===== EXTRACTED INFORMATION

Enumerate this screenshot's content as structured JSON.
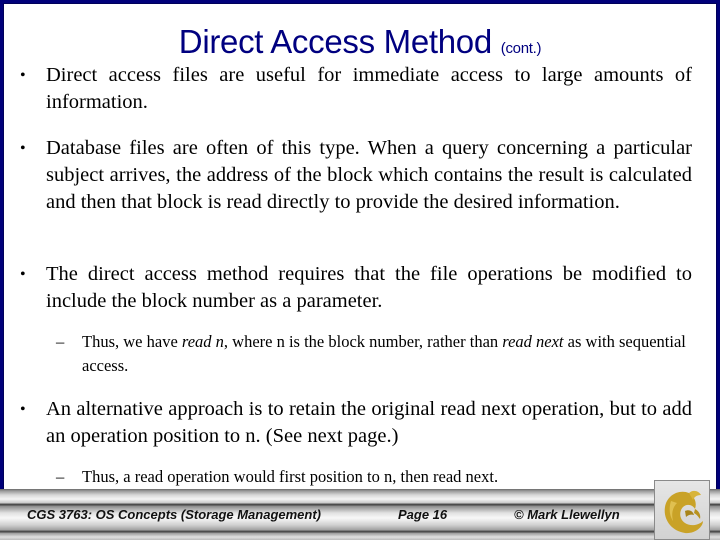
{
  "slide": {
    "title": "Direct Access Method",
    "title_suffix": "(cont.)",
    "bullets": [
      {
        "marker": "•",
        "text": "Direct  access files are useful for immediate access to large amounts of information."
      },
      {
        "marker": "•",
        "text": "Database files are often of this type.  When a query concerning a particular subject arrives, the address of the block which contains the result is calculated and then that block is read directly to provide the desired information."
      },
      {
        "marker": "•",
        "text": "The direct access method requires that the file operations be modified to include the block number as a parameter."
      },
      {
        "marker": "•",
        "text": "An alternative approach is to retain the original read next operation, but to add an operation position to n.  (See next page.)"
      }
    ],
    "subbullets": [
      {
        "marker": "–",
        "parts": [
          "Thus, we have ",
          "read n",
          ", where n is the block number, rather than ",
          "read next",
          " as with sequential access."
        ]
      },
      {
        "marker": "–",
        "text": "Thus, a read operation would first position to n, then read next."
      }
    ]
  },
  "footer": {
    "course": "CGS 3763: OS Concepts  (Storage Management)",
    "page": "Page 16",
    "copyright": "© Mark Llewellyn",
    "logo_icon": "pegasus-logo-icon"
  },
  "colors": {
    "frame": "#00007a",
    "title": "#000080",
    "logo_gold": "#c9a227"
  }
}
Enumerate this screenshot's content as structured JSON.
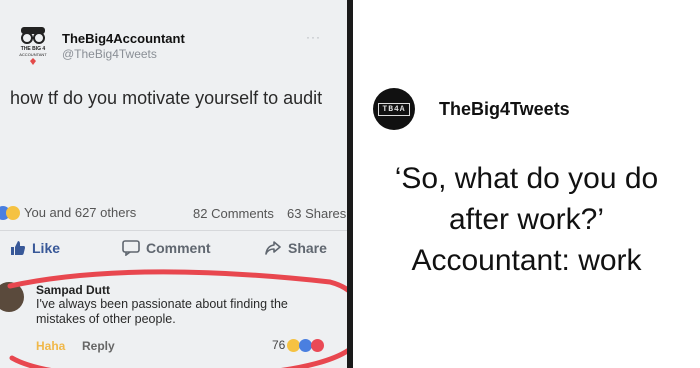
{
  "post": {
    "author": "TheBig4Accountant",
    "handle": "@TheBig4Tweets",
    "more_label": "···",
    "text": "how tf do you motivate yourself to audit",
    "reactions_label": "You and 627 others",
    "comments_label": "82 Comments",
    "shares_label": "63 Shares",
    "actions": {
      "like": "Like",
      "comment": "Comment",
      "share": "Share"
    }
  },
  "comment": {
    "name": "Sampad Dutt",
    "text": "I've always been passionate about finding the mistakes of other people.",
    "haha": "Haha",
    "reply": "Reply",
    "reaction_count": "76"
  },
  "brand": {
    "logo_text": "TB4A",
    "name": "TheBig4Tweets"
  },
  "caption": {
    "line1": "‘So, what do you do",
    "line2": "after work?’",
    "line3": "Accountant: work"
  },
  "colors": {
    "like_blue": "#385898",
    "haha_yellow": "#f0b84a",
    "highlight_circle": "#e8474f"
  }
}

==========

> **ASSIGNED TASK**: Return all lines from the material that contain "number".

> **OUTPUT OF THE TASK**:
        "text": "The direct access method requires that the file operations be modified to include the block number as a parameter."
          ", where n is the block number, rather than ",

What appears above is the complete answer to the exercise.